As a lifelong fan of movies, there's nothing I love more than watching them on the big screen. I've always dreamed of owning my own movie theater that serves beer and shows classic movies from my childhood like 'Big Trouble in Little China' and 'Road House.' Unfortunately, I ended up being much poorer than I expected and cannot afford to buy a movie theater. Since there are no Alamo Drafthouse locations in our area to fill that void, I decided to make my own little theater... in my backyard. Actually, I made two -- one indoor, one outdoor.
My family and friends have had so many great times sitting near the firepit and watching movies in our backyard. I enjoy it so much that I think everyone should have a setup like this. The good news is that pretty much everyone can afford to have a setup like this -- and I'm going to tell you what you need.
In the last several years, technology has advanced in the world of projectors to the point that you can get a perfectly functional product for relatively cheap. Sure, you're not going to be viewing it in 4k, but who cares? I've been using my outdoor projector (which isn't even true 1080p) for three years and it rules. The picture is great and it's definitely exceeded my expectations. I got it on a flash deal for like $67 years back. If you keep an eye out, you can find a similar deal -- they have them all the time.
Just make sure that it has an audio out/headphone jack, HDMI input, and a USB jack. Mine has that, an RCA input with the adapter, and a VGA input as well. It's nice to have that kind of flexibility for your video source, and many of these affordable projectors have all of those inputs. The one I purchased for myself is no longer available but I purchased this one for a friend and he loves it:
This one comes with a 100-inch screen, but you can find similar projectors without a screen that are slightly cheaper.
If your projector didn't come with a screen, you can either hang a sheet (I did that for a while, but it sucks), make your own (did that too) or spend $20 and get a decent screen. Here's the one I got:
Measure the area you plan to have the screen to make sure it will fit, this one is a 120", which barely fits on the side of my shed. They make them in 100" too. If you don't have a shed or fence to hang the screen on, you may want to look for one that has a stand with it, like this.

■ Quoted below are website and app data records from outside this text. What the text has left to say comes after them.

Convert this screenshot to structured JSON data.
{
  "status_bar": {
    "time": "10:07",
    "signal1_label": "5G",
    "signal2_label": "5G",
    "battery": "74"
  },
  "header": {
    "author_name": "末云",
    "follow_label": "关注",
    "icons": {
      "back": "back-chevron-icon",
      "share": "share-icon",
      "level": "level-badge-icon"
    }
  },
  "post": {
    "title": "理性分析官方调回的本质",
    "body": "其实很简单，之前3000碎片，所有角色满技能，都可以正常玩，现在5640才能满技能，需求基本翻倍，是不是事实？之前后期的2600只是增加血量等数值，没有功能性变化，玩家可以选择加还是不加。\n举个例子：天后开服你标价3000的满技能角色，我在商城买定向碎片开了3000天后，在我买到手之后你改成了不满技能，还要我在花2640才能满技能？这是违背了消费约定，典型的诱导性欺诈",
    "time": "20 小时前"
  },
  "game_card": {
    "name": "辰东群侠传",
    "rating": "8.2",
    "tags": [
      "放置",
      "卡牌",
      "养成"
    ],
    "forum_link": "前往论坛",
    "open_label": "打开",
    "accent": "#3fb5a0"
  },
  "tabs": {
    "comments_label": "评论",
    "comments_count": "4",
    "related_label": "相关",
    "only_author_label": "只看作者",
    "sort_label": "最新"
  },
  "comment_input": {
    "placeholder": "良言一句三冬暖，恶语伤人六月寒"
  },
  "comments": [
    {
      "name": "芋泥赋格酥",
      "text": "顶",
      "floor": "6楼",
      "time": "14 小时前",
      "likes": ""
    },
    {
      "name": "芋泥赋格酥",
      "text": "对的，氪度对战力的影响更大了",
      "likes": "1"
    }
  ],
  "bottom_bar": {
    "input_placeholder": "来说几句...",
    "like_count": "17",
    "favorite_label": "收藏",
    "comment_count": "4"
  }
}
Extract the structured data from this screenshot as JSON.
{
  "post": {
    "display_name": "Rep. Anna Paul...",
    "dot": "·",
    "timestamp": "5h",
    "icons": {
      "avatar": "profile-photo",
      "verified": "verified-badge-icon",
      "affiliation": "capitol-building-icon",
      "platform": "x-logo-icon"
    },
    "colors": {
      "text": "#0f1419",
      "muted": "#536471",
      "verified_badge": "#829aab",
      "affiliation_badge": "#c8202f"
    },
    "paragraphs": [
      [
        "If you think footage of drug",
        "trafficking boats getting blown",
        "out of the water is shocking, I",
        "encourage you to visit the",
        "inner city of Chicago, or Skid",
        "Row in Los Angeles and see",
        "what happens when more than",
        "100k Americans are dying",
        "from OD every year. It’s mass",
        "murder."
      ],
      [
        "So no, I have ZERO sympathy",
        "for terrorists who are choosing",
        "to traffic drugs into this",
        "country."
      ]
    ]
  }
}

Now, I didn't have to spend money on this because I used an old guitar cable, quarter-inch to headphone adapter, and an old amp I had lying around collecting dust. It sounds kind of like the old drive-in speakers, which is very nostalgic and awesome. I've left the thing out in the rain and snow for three seasons and it still works somehow. Chances are, you have an old speaker or Bluetooth speaker with an aux input you could use for sound as well. If not, you could go thrift shopping for a cheap old amp like me or just buy something. Anything with an aux input will do the trick, like this.
This seems extra, but I don't have one and trust me when I say eliminating the frustration I get while trying to wedge enough random objects under the projector to get the perfect angle on the screen is well worth the cost.
I've used an old DVD player, an old smart Bluray player, a computer, and SD stick loaded with movies -- you name it we've used it. Hopefully, your viewing area is within reach of your wifi, because the best and most versatile video source we've used is a streaming stick.
There are few little cords and things you may want to have to complete your setup, and you more than likely already have some of these.
Longer Aux Cord
You'll probably want a few extra feet to move your speaker as needed.
Wifi Range Extender
This allowed us to stream Netflix in the backyard without constant buffering.
You can play stuff via your cell phone with these.
If you have an indoor or pavillion/deck setup, this might be the better way to go. Here's the one I have.
Hopefully, you have plug-ins near your outdoor theater area. I didn't, so I had to run a few of these boys.
Yep, you'll want one of these too.
Trust me -- you'll want a bag to carry all this stuff. Keep the bubble wrap case your projector comes in or replace it with some sort of padded case just to be safe.
I realize that the grand total of all these items is well beyond $200, but you can get the essentials -- projector, screen, speaker, tripod, and steaming stick -- for $185.96. That's all you need to get started. The rest is just icing on the cake.
There you have it. Just add some friends and family, some camping chairs, maybe some adult beverages, and a fire and you're ready to have a good time. If you get all this stuff soon you should be able to sneak in several outdoor movie nights before it gets too cold for that kind of thing... then you can move your setup indoors.